In 1828, he published Observations upon the several Sunday Services prescribed by the Liturgy throughout the year; being an humble attempt to illustrate the doctrinal as well as devotional tendency of each; furnishing matter of devout reflection to the sincere Christian.'
This was reprinted in 1839, with a brief memoir of the author by Dr Walker, late Bishop of Edinburgh.
In 1831, he published The Christian Sacrifice in the Eucharist considered, as it is, the doctrine of Holy Scripture, embraced by the Universal Church of the first and purest times, by the Church of England, and by the Episcopal Church in Scotland.'
Bishop Jolly died on the 29th of June, 1838, in the 84th year of
his age, having remained at Fraserburgh to the last. He had been for some time decreasing in strength, but on the night of his death, had appeared rather better, and at his own desire, had been left alone but on the next morning, was discovered lifeless, but recently departed, lying in a placid posture, with his hands folded across his breast, as having left this life in the act of prayer. On his death, the diocese of Moray, according to a determination of the Bishops assembled in synod at Edinburgh, August 9th, 1837, became again united to Ross and Argyle, then under the superintendence of the Right Reverend Bishop David Low, and still remains vested in that Prelate.
(As this notice is already too long, we postpone a notice of the Palace and Cathedral of the See of Moray till our next.)
As we briefly intimated in the last number, a Synod was holden at Glasgow on Wednesday, the 10th of May, for the election of a successor in that diocese to the lamented Dr Russell, when several candidates were proposed, but ultimately, the Very Rev. E. B. Ramsay, dean of Edinburgh, was elected by a majority of votes.
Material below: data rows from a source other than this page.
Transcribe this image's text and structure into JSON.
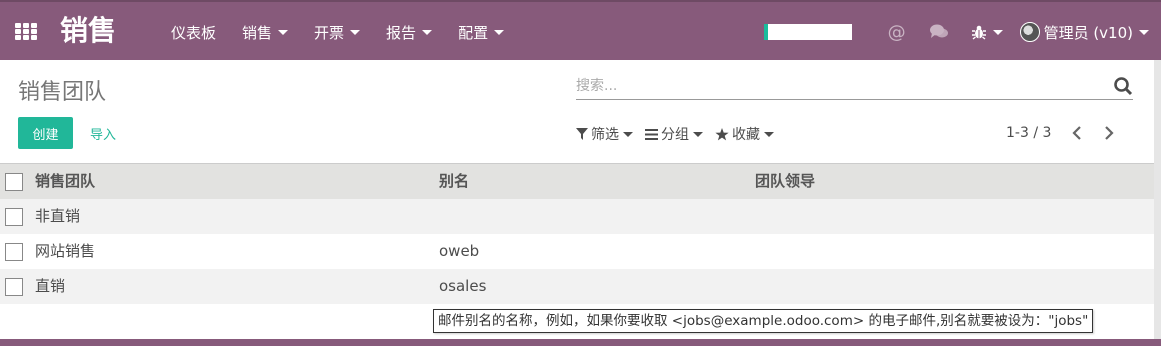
{
  "app": {
    "title": "销售"
  },
  "nav": {
    "items": [
      {
        "label": "仪表板",
        "dropdown": false
      },
      {
        "label": "销售",
        "dropdown": true
      },
      {
        "label": "开票",
        "dropdown": true
      },
      {
        "label": "报告",
        "dropdown": true
      },
      {
        "label": "配置",
        "dropdown": true
      }
    ]
  },
  "systray": {
    "progress": 0.05,
    "at_icon": "@",
    "user_label": "管理员 (v10)"
  },
  "page": {
    "breadcrumb": "销售团队"
  },
  "search": {
    "placeholder": "搜索..."
  },
  "buttons": {
    "create": "创建",
    "import": "导入"
  },
  "search_options": {
    "filters": "筛选",
    "group_by": "分组",
    "favorites": "收藏"
  },
  "pager": {
    "value": "1-3 / 3"
  },
  "table": {
    "columns": [
      "销售团队",
      "别名",
      "团队领导"
    ],
    "rows": [
      {
        "team": "非直销",
        "alias": "",
        "leader": ""
      },
      {
        "team": "网站销售",
        "alias": "oweb",
        "leader": ""
      },
      {
        "team": "直销",
        "alias": "osales",
        "leader": ""
      }
    ]
  },
  "tooltip": {
    "text": "邮件别名的名称，例如，如果你要收取 <jobs@example.odoo.com> 的电子邮件,别名就要被设为：\"jobs\""
  },
  "colors": {
    "brand": "#875A7B",
    "accent": "#21b799"
  }
}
Mr Ramsay, however, having declined to accept the appointment, a new election became necessary; and accordingly, the Clergy again met for that purpose on Wednesday the 7th of June. At this meeting, where much difference of opinion prevailed, several names were brought forward, but with no satisfactory result, and as there appeared no probability of agreement, a motion was made, that no election should then be carried out, but that an address be presented to the Primus, requesting him to place the diocese under the superintendence of some existing Bishop for six or twelve months,-which was carried by a majority of 9 to 1, three presbyters declining to vote, and one being absent.
Under the circumstances, this, perhaps, was the best arrangement which could be adopted; and we trust, not only that the Primus will accede to this request, but that good will also eventually arise from the time thus afforded for calm deliberation.
Meanwhile, we beg to offer a few observations, disclaiming, as beseems our lay character, any attempt at dictation, or more than the suggestion of a few topics for the consideration of the Clergy. We